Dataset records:
※ ※ ※
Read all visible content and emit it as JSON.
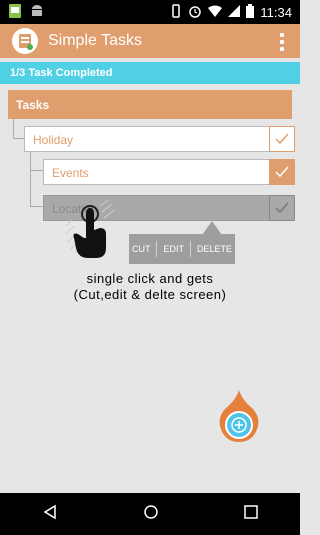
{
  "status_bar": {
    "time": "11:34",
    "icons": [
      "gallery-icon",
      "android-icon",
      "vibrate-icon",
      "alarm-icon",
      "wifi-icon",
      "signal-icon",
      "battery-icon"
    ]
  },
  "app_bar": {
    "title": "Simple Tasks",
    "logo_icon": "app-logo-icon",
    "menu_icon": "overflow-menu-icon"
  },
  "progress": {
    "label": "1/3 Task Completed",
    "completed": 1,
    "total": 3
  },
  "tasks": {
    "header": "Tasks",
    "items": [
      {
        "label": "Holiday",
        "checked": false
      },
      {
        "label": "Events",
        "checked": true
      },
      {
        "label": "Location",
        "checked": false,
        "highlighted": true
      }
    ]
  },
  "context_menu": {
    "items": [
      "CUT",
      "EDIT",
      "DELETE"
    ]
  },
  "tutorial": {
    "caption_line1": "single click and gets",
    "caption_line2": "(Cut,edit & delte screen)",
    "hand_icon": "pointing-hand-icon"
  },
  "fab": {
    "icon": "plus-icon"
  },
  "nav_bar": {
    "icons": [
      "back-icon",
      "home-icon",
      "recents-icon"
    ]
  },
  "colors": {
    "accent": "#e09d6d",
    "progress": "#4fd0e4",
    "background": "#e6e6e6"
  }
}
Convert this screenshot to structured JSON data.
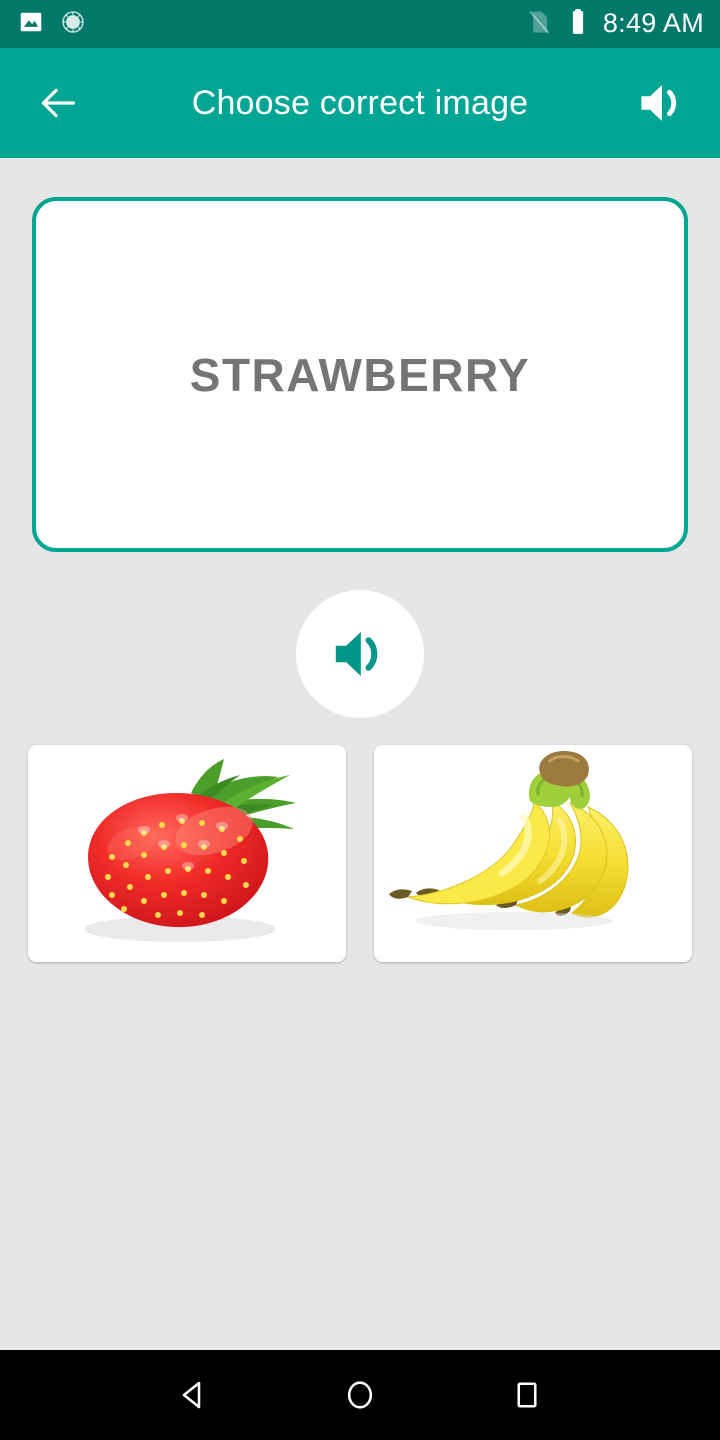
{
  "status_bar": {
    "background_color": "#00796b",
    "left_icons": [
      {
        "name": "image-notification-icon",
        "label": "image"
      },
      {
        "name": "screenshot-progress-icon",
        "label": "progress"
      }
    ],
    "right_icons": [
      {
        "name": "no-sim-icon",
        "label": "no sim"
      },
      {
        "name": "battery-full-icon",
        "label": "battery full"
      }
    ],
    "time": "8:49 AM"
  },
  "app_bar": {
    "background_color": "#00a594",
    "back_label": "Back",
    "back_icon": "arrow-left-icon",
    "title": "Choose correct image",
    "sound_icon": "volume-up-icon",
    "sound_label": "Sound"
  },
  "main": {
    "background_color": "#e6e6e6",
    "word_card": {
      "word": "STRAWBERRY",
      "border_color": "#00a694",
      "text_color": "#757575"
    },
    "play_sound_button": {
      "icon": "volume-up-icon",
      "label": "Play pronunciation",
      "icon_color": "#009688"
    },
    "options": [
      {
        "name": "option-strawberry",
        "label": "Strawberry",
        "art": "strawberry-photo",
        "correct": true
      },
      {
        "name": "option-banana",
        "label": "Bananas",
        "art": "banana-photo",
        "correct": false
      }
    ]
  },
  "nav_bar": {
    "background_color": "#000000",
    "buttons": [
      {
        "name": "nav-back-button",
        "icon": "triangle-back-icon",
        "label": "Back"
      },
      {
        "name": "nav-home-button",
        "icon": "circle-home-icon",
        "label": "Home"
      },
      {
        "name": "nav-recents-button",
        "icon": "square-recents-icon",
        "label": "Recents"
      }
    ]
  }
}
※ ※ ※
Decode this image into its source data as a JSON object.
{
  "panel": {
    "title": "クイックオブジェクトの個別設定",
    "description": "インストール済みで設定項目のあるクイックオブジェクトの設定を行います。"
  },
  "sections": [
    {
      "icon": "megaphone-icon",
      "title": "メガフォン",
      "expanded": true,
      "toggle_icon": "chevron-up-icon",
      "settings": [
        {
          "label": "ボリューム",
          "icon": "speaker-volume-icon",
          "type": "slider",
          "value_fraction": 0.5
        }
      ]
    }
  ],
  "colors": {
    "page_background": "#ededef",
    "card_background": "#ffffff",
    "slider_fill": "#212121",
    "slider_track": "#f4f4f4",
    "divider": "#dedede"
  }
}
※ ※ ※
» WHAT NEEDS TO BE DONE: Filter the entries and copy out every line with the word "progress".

» OUTPUT FOR THIS TASK:
  "progress": {
    "progress": "#4fd0e4",
        "name": "screenshot-progress-icon",
        "label": "progress"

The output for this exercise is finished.